In yesterday’s Washington Post, I read the obituary of Junior Mance, a jazz pianist who died on January 17 at the age of 92. I’d never heard of Mance, but his obituary was interesting (as obituaries often are) and it occurred to me that I could sample some of his music. I searched for Junior Mance on Apple Music, found a collection of his work, and spent the morning listening to, and really enjoying his music.
This isn’t the first time an obituary has turned me on to something interesting. I’ve discovered and read books because of obituaries and gone down many a Google rabbit hole because of obituaries.
Something occurred to me later in the day when I was thinking about Mance’s music and how much I enjoyed it. Suppose it was 1977 instead of 2021 when I read this obituary and suppose Mance lived out his 92 years and was a jazz musician for seven decades, as I learned he was. Reading the obit, and the descriptions of Mance’s music made me wonder at what his music might be like, then seek it out to hear for myself. It was a cold, gloomy, and damp all day long, and with ice clinging to the cars throughout the day. Would I, on a similar day in 1977, trudge out in the cold, icy rain, to a nearby record store in the hopes of finding one of his records so that I could bring it home and listen to it?
Media of all kinds is so ubiquitously today, available at a click, that I sometimes forget things weren’t always this way. This is both a blessing and a curse. It is convenient and enlightening to read about a musician and be able to hear what you were reading about seconds later. I take it for granted that when I come across an interesting book in the New York Times Review of Books that I can have said book in my hands in mere seconds. To this end, my patience for delay, is extremely limited. In 1977 I don’t think this would be the case. I would likely have scratched down Junior Mance’s name in a notebook, on a list somewhere, so that I could investigate further at some later date. I would have thought nothing of the delay because it wasn’t really a delay the way I think of it today. A passage I read in another article yesterday, “Making the Nation” by Glenn Adamson in Smithsonian summarizes this well:
Yes, we seem to live our lives on permanent fast forward these days, with boundless opportunities for immediate gratification and distraction.

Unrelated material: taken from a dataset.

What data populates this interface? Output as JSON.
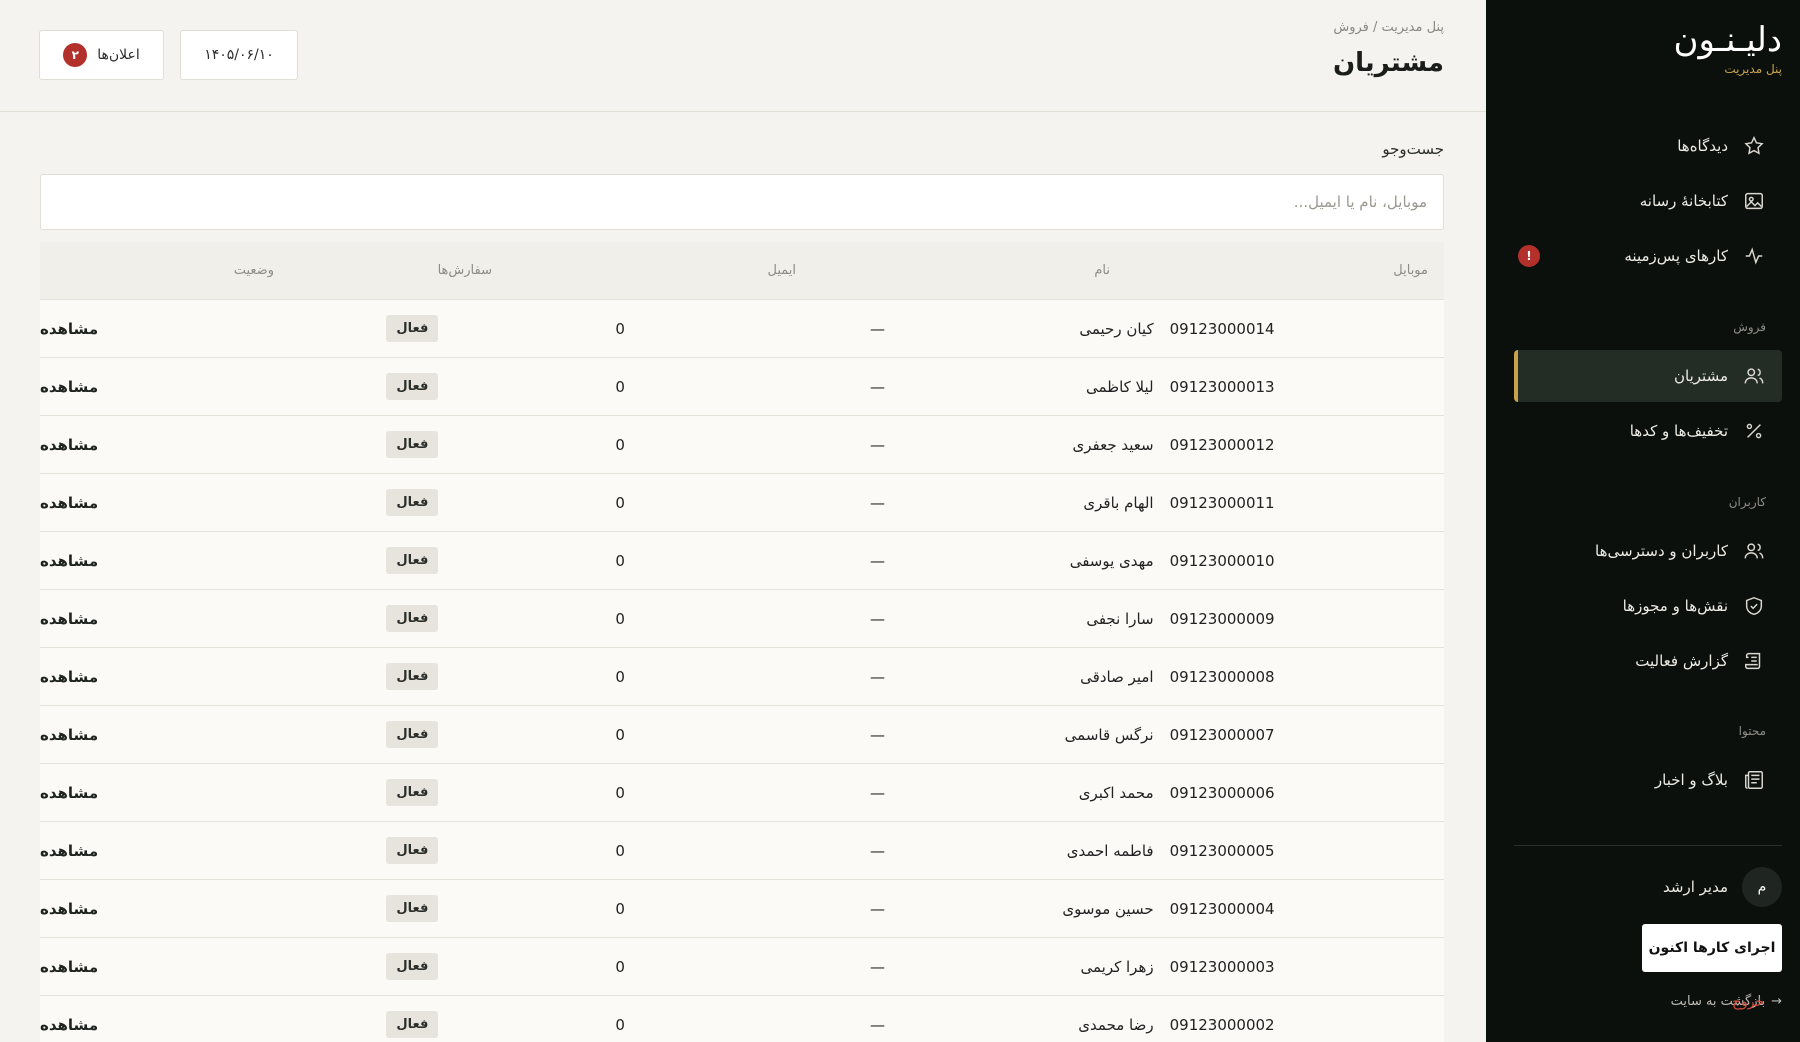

Information and resources are more accessible than ever before.
Then there’s the curse of instantaneous gratification: how it can interrupt the flow of a narrative. If I am watching a movie and am curious about an actor, I will pull out my phone and look them up. I will either pause the movie or stop paying attention while doing my search. Either way, I break the spell of the narrative. This happens when reading a book, or article. Often something I read leads to me look up more while I’m still reading about it. I pause reading to do this and break the flow of that narrative. This happens during conversation, when debating a point. Someone (sometimes me) inevitably pulls out a phone to Google the point in question. The flow of the conversation is thus disturbed.
The result is that I virtually never make it through a movie, TV show, chapter, or article without some kind of interruption. My need-to-know, and to know now (because I can) overrides my desire for that uninterrupted flow of the narrative. I wish it wasn’t this way, and part of me wishes that I could unlearn this behavior and go back to a less interrupt-driven lifestyle.
There is a tenuous balance that slightly favors my ability to get information quickly, and the Junior Mance obituary illustrates why. If I did not have instant access to Mance’s music, I probably wouldn’t have pursued it, and I would have missed out on something special. Interruptions, and the breaks in the narrative flow they cause is the curse of instantaneous gratification.